EXERCISE GOAL
What is the number of lines in the data below that hold the word "موارد"? Give nothing beyond that number.

RECORDS SUPPLIED
= = =

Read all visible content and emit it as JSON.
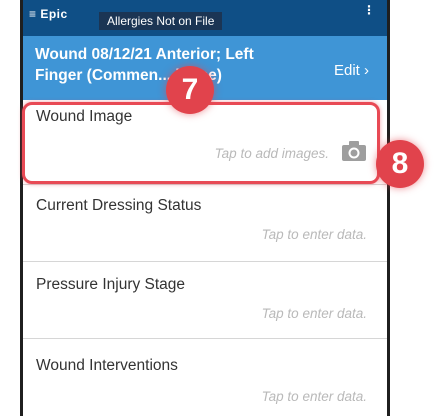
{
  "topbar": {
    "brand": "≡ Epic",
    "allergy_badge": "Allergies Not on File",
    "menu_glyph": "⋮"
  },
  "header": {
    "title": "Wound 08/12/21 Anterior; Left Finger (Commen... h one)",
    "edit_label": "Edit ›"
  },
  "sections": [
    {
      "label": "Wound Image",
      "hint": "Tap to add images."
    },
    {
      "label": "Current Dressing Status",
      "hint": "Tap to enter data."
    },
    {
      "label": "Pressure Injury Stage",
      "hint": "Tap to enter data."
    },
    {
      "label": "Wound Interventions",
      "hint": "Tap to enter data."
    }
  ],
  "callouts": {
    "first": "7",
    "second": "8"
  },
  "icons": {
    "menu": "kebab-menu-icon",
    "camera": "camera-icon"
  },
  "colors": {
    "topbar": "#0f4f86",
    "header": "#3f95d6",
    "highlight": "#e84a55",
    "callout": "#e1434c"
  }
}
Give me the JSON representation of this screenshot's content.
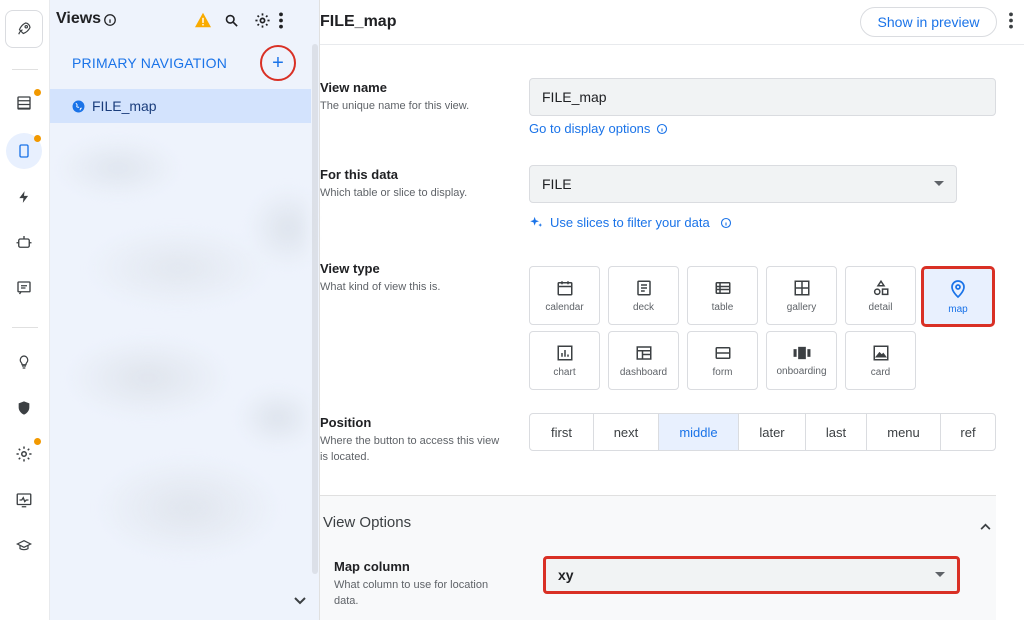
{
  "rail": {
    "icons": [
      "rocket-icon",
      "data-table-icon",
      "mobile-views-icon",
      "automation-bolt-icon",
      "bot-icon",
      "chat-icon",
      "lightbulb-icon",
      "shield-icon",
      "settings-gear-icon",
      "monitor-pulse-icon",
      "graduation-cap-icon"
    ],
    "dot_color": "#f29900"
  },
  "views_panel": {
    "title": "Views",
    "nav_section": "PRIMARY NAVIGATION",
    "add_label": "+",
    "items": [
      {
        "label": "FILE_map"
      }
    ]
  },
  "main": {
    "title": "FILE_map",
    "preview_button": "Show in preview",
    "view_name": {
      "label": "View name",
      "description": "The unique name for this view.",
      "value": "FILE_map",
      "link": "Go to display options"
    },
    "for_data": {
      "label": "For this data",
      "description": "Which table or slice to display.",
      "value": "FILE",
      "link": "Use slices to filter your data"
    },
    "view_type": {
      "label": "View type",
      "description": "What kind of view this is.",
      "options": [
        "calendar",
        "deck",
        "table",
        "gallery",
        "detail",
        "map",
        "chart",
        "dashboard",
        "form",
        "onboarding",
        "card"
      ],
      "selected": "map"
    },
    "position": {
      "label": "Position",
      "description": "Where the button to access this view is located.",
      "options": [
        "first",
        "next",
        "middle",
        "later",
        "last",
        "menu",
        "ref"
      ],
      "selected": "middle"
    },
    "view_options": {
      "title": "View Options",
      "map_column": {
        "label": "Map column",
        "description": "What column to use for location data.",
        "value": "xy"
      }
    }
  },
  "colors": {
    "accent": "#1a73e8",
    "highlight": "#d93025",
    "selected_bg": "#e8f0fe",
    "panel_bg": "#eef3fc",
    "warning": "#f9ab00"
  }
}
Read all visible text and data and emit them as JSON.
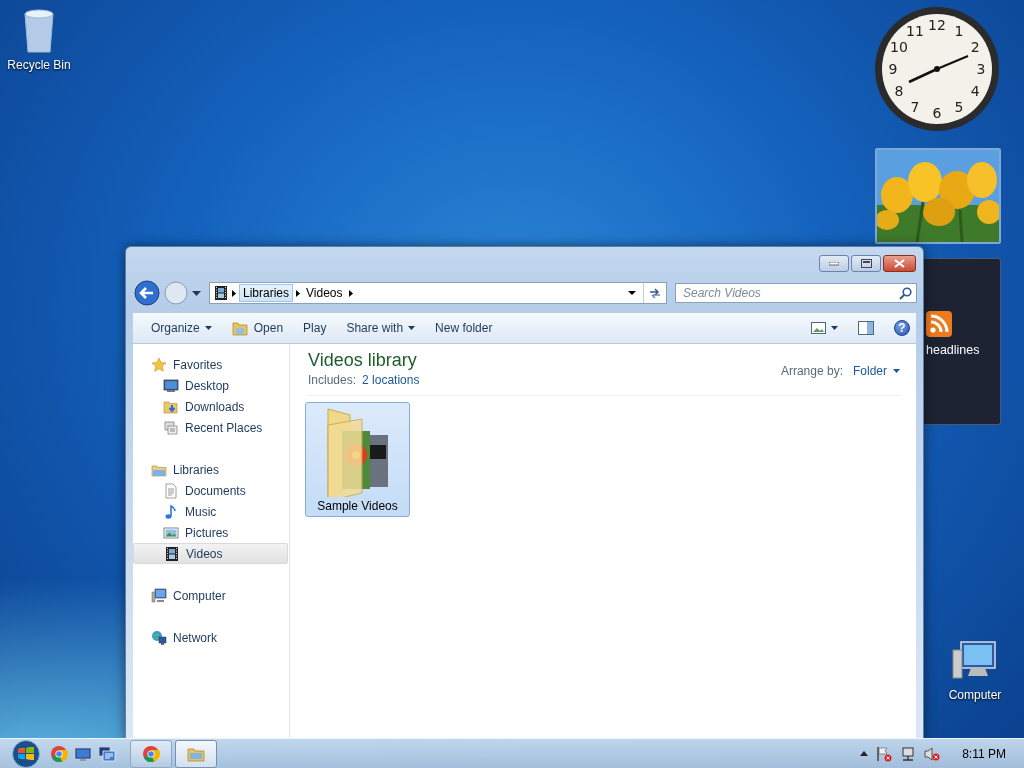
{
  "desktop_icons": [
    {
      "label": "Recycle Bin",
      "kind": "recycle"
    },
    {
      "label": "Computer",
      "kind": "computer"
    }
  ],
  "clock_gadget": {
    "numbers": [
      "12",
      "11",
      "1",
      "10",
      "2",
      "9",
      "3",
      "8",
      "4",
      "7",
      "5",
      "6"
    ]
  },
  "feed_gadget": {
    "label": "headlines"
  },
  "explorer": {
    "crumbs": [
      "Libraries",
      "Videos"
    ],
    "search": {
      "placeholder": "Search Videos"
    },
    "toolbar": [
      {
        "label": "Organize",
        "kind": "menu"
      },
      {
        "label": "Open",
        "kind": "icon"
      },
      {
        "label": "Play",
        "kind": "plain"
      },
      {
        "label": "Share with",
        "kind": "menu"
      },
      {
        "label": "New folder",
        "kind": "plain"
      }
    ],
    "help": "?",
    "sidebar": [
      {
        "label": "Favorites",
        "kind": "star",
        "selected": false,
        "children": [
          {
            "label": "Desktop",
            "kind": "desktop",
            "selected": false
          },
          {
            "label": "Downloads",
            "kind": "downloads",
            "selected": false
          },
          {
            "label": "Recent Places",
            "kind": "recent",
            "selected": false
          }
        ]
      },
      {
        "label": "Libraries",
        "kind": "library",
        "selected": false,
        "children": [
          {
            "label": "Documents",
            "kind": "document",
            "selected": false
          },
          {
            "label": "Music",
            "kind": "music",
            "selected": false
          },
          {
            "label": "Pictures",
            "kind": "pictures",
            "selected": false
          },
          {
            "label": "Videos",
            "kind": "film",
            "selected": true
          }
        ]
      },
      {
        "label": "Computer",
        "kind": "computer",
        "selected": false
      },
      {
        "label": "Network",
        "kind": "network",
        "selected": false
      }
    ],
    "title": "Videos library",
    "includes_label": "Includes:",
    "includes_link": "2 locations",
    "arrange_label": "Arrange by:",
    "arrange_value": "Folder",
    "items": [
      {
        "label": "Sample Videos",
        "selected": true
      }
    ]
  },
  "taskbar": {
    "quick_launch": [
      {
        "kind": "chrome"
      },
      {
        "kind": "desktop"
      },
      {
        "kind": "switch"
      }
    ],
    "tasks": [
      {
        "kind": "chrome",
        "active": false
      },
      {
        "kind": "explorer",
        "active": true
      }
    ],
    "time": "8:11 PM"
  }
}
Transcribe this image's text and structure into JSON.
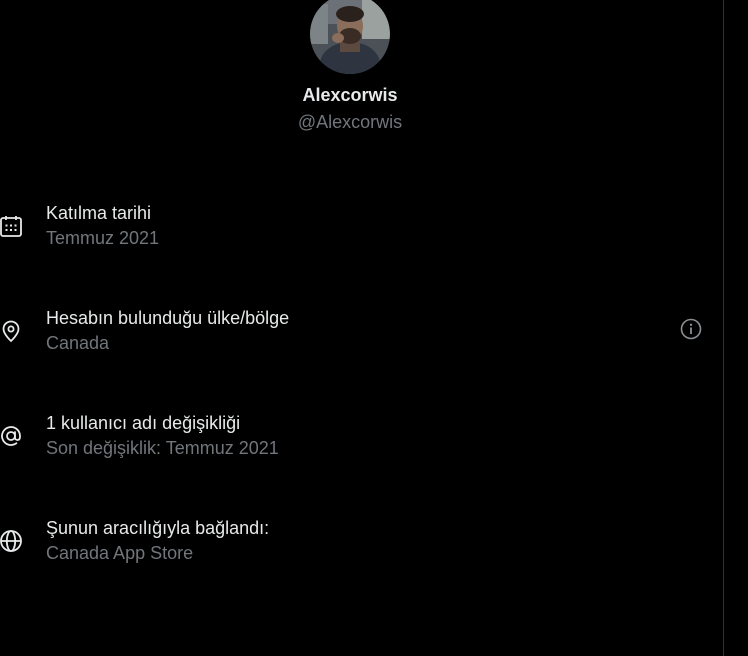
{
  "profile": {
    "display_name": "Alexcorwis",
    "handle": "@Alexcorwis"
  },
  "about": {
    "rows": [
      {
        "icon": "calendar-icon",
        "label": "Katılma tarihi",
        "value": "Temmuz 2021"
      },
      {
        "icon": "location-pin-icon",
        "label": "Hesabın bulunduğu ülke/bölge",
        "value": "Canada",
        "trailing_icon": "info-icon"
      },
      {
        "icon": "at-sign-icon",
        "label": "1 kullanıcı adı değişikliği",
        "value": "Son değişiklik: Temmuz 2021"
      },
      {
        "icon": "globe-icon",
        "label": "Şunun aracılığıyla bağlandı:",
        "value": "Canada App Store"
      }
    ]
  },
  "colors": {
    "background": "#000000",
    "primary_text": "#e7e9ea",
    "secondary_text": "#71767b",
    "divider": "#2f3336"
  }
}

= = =

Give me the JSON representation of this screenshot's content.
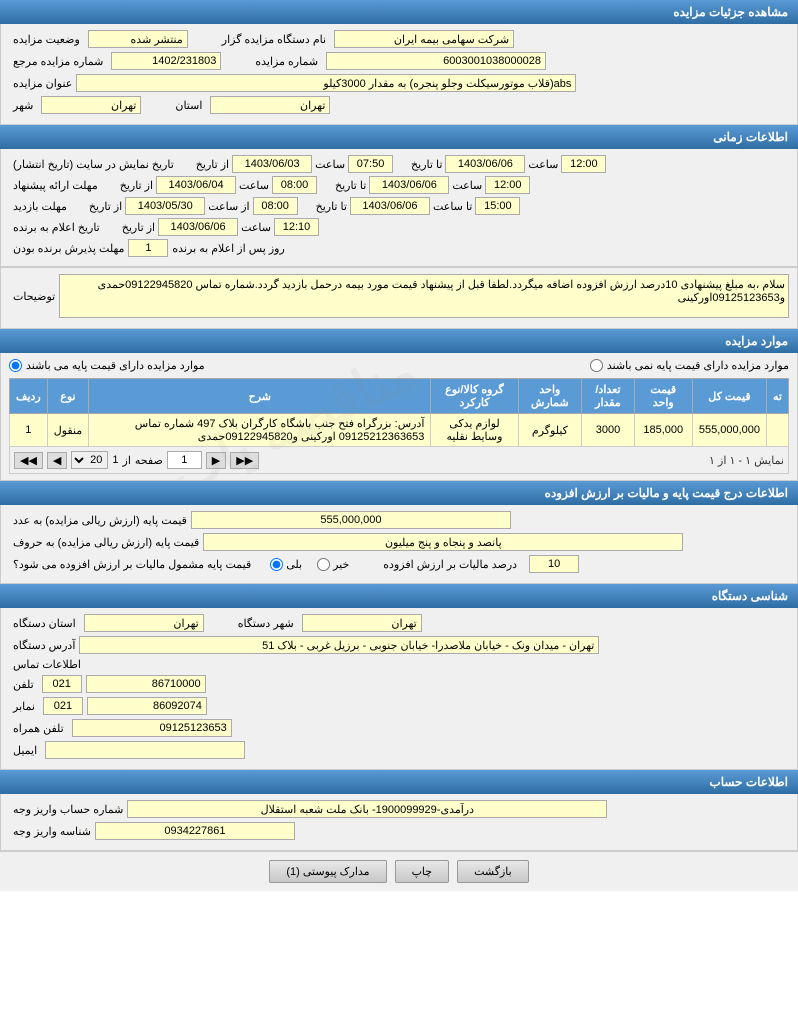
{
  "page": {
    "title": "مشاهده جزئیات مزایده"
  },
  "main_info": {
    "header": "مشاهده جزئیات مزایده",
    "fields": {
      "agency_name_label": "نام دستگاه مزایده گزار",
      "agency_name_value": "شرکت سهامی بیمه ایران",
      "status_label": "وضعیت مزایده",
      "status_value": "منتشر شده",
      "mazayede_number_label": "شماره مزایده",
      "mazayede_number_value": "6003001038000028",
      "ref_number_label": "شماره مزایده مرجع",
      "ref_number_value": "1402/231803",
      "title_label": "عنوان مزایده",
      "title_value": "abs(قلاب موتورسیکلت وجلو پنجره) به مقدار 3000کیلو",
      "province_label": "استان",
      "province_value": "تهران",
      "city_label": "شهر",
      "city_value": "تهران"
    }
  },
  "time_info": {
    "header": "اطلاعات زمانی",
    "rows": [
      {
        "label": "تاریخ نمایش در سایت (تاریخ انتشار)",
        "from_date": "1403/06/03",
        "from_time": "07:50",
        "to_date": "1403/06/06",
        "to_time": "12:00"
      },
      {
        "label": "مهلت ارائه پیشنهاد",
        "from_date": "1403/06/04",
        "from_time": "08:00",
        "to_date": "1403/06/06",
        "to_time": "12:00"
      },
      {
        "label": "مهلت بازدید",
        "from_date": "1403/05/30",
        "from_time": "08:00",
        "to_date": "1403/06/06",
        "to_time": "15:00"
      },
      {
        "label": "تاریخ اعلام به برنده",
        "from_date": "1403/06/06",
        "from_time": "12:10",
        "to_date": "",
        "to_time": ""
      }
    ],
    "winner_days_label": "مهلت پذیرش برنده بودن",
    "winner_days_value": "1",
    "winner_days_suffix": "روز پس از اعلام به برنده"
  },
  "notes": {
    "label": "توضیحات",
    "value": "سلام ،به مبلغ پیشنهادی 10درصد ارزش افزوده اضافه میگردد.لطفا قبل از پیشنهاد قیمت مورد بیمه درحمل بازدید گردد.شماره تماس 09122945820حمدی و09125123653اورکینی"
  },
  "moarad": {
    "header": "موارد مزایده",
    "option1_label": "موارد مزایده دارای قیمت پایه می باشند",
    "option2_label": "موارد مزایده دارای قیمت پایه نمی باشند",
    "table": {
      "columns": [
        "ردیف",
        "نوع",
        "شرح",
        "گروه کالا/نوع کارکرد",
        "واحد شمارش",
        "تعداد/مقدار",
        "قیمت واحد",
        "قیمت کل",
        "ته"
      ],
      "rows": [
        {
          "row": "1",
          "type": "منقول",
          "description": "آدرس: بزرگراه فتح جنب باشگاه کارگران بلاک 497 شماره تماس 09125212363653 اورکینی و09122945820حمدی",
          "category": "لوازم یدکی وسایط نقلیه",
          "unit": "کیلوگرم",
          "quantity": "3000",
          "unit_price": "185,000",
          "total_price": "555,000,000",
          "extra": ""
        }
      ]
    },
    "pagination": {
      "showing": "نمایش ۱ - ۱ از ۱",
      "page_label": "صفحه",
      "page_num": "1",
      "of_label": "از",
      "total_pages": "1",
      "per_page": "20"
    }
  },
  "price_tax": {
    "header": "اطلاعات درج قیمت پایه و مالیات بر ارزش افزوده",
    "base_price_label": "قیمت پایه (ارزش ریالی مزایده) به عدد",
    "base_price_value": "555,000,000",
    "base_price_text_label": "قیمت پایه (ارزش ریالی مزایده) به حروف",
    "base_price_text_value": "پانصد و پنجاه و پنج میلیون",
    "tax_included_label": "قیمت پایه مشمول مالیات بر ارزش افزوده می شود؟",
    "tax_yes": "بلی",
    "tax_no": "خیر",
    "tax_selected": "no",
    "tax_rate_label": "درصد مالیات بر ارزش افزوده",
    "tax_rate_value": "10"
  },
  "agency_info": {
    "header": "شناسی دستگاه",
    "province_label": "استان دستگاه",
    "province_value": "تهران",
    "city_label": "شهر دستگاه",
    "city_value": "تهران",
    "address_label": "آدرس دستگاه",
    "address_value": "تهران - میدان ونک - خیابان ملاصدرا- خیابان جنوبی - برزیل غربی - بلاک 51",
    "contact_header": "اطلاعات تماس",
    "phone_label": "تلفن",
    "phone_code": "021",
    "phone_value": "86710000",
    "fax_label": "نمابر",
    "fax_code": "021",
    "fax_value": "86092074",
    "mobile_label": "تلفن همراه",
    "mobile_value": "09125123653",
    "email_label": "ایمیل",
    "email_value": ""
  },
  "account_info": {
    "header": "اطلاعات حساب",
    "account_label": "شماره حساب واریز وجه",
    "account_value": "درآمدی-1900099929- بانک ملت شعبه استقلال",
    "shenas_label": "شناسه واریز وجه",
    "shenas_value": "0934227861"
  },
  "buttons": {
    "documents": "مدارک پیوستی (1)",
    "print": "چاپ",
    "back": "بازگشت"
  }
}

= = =

TASK ANSWER
3